Michael Costigan PhD

"Mechanisms of Neuropathic Pain"






9:00 am

Saturday, January 21, 2012

International Academy of Endodontics, Annual Meeting

The Fairmont Hotel

Dallas, Texas




Neuropathic pain is triggered by identifiable lesions to the somatosensory nervous system, whether physical trauma, through disease or chemical toxicity. These injuries alter structure and function of the sensory neurons so that pain occurs spontaneously and responses to noxious and innocuous stimuli are pathologically amplified. The pain is an expression of maladaptive plasticity within the nociceptive system, a series of changes must be considered a disease in their own right and treated as such, not just the unfortunate consequence of the precipitating condition. Toward this goal we are defining mechanisms, both clinical and molecular, which will aid in accurate syndrome diagnosis and aid new therapy discovery. Multiple alterations distributed widely across the nervous system contribute to complex pain phenotypes. These alterations include ectopic generation of action potentials, facilitation and disinhibition of synaptic transmission, loss of synaptic connectivity and formation of new synaptic circuits, and neuroimmune interactions. Although neural lesions are necessary, they are not sufficient to generate neuropathic pain; genetic polymorphisms, gender, and age all influence the risk of developing persistent pain. I will discuss how genetics influences alter chronic pain risk in patients. Modern treatment needs to move from merely suppressing symptoms to a disease-modifying strategy aimed at both preventing maladaptive plasticity and reducing intrinsic risk, tangible examples of how this is being done will be discussed.

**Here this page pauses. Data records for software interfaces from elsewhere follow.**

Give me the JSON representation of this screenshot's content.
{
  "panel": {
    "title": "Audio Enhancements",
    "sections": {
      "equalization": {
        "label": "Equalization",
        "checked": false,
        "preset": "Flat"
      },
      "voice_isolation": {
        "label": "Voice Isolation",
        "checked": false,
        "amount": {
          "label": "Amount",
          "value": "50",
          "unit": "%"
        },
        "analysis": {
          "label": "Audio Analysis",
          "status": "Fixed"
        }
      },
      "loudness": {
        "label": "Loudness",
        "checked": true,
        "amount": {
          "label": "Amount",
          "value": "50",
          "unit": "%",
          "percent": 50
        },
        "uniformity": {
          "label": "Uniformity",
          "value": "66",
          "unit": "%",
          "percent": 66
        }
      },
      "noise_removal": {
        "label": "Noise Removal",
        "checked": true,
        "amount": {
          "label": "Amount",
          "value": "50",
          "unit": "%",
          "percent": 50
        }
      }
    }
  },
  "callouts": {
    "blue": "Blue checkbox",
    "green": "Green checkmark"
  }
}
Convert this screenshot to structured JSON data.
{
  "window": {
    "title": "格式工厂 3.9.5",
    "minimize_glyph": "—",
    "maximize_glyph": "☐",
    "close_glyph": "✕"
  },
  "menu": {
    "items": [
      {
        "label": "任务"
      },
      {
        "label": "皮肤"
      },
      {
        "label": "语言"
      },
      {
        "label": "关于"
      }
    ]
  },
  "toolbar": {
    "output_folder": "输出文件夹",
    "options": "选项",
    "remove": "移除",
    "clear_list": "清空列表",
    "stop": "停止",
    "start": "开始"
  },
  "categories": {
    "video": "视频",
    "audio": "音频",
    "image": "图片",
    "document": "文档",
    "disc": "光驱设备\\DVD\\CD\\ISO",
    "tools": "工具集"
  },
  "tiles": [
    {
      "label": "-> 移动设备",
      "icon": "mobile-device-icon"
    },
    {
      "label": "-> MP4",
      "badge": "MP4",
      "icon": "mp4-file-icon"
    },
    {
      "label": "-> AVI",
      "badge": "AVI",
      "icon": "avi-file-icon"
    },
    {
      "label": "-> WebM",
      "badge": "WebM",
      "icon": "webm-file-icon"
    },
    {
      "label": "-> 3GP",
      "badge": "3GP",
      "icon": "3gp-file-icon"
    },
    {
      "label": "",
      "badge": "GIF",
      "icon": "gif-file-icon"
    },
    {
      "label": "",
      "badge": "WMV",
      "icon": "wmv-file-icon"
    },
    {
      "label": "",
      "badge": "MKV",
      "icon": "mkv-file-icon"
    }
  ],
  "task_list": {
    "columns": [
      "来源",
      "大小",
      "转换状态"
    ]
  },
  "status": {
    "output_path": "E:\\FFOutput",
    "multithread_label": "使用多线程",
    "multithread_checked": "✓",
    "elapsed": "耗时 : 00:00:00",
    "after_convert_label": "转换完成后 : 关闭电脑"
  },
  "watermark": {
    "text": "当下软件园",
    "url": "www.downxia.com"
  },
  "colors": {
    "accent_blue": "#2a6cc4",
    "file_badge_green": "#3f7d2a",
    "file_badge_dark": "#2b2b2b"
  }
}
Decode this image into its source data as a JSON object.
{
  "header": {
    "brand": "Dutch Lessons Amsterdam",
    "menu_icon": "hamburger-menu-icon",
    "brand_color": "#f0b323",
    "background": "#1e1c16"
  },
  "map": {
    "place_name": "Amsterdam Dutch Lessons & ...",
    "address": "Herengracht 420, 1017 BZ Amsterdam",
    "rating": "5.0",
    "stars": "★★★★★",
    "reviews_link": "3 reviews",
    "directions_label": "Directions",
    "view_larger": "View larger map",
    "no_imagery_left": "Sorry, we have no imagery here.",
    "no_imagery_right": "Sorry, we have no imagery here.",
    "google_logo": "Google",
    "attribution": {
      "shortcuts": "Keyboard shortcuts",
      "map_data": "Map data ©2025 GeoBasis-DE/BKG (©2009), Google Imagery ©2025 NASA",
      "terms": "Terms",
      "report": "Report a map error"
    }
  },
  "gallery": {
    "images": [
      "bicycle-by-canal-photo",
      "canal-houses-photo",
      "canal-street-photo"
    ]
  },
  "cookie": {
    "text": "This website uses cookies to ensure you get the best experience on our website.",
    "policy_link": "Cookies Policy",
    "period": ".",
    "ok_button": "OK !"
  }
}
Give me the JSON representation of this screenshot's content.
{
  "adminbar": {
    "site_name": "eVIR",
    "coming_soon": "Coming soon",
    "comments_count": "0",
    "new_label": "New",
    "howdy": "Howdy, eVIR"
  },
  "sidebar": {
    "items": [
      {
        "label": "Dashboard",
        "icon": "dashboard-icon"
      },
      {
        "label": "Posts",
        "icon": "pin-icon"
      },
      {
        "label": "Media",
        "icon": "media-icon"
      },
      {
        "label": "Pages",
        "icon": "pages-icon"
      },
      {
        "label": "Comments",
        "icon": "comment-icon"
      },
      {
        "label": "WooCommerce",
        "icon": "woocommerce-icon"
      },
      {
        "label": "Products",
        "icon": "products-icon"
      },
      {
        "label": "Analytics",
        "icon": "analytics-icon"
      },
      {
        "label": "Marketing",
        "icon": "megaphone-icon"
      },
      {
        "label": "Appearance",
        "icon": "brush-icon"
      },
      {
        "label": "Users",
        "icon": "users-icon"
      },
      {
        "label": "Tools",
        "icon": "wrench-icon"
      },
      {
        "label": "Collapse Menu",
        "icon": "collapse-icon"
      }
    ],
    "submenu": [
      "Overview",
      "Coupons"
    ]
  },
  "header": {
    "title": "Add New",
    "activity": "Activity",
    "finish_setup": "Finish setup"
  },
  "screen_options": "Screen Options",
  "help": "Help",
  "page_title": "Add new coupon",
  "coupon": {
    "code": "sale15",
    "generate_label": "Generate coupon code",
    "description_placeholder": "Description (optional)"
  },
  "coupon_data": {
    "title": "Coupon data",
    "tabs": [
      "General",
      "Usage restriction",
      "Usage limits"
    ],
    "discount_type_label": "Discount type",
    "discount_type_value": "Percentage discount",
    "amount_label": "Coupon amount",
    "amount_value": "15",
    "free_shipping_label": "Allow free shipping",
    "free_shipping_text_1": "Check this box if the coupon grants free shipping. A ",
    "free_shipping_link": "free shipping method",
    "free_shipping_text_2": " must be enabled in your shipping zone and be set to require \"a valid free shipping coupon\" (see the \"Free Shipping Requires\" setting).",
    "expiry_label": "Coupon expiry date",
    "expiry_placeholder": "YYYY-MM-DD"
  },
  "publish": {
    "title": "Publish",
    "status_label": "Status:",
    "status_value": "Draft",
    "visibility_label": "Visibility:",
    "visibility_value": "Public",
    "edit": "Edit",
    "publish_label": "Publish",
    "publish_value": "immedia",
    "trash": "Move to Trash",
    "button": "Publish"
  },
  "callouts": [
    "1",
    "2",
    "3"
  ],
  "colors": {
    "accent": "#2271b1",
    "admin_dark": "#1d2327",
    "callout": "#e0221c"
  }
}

Learning objectives

Understand neuropathic pain as a standalone disease, with its own mechanisms and risks.

Understand current chronic neuropathic pain treatment profiles and how we hope to develop these in the future.